Kathy Papadopoulous of Andover, Massachusetts, knew there would be problems in the wake of the gas line explosions in the area, but she wasn't expecting her new hot plate to start a grease fire.
"Put the little frying pan to fry an egg, it started smoking and I took it off," said Papadopoulous. "Literally, it was on fire."
She was just trying to cook for her first time using the hot plate.
"I'm never using it again," she said.
In a split second, big flames were shooting up from her frying pan.
"So I just ran out the door with it," she said.
She made it outside with the pan on fire and called 911.
"It was very scary," said Papadopoulous. "I was, like, running for my life, out the door, with the pan in my hand, it was on flames."
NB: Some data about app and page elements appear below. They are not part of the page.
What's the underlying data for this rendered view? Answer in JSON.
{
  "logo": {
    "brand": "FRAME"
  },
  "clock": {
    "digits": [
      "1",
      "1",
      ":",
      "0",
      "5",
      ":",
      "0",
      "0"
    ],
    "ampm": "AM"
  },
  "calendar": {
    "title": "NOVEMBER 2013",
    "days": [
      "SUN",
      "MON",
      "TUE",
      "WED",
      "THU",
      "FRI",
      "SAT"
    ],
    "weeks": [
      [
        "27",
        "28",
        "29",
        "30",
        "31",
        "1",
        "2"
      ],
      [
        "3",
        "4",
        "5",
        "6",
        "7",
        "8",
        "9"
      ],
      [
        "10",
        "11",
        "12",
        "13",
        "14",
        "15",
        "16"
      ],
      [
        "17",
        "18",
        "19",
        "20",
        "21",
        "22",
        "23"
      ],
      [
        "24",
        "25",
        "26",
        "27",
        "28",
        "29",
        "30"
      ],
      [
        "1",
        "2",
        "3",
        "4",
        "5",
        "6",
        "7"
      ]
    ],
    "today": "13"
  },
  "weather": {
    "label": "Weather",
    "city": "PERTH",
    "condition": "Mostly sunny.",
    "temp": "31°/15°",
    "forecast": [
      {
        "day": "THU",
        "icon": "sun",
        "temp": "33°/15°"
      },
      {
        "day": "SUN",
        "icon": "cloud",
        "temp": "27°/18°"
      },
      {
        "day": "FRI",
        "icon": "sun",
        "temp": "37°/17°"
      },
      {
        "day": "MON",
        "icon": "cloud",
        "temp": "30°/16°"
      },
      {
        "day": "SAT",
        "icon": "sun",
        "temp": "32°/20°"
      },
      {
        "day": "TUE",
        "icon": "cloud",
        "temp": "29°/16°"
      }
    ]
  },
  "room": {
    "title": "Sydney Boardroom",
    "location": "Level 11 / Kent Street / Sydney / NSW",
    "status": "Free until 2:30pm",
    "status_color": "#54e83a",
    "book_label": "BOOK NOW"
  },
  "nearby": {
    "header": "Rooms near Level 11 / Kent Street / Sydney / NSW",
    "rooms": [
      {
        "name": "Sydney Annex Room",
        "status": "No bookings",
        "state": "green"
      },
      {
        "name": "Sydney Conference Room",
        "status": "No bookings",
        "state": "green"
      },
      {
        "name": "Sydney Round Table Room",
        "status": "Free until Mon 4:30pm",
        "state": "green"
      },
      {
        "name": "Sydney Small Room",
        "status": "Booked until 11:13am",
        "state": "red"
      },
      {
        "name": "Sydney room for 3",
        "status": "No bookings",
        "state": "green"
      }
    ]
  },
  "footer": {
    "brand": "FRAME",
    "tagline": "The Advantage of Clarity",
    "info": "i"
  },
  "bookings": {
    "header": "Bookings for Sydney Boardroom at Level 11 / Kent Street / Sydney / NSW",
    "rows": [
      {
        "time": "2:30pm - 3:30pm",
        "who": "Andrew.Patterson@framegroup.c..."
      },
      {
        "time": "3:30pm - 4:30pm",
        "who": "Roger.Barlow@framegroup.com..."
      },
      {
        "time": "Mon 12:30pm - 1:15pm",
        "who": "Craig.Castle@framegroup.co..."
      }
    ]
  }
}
Papadopoulous is one of the thousands of people who have picked up hot plates distributed to residents who are without gas following the explosions that rocked the Merrimack Valley.
"Hopefully it won't happen to anybody else," she said.
She has a warning for people now using hot plates.
"I would be very careful," said Papadopoulous. "I wouldn't take your eyes off them ... I wouldn't cook with it."
Andover firefighters say the hot plate did not malfunction.
The Andover Fire Department gave the following guidelines for safe usage:
- Use only on countertop.
- Remove pots and pans immediately when cooking is finished.
- Keep a one-foot circle of safety around the hot plate and clear the area of anything flammable.
- Turn off when not in use.
- Stay by the hot plate while cooking.
- Teach children to keep three giant steps away from cooking devices.
- Have a pot cover nearby to cover any potential fire, and unplug the hot plate when it is safe.
- Do not use extension cords or power strips with hot plates.
- Stop using the device if it trips a breaker or blows a fuse.
- Read any instructions.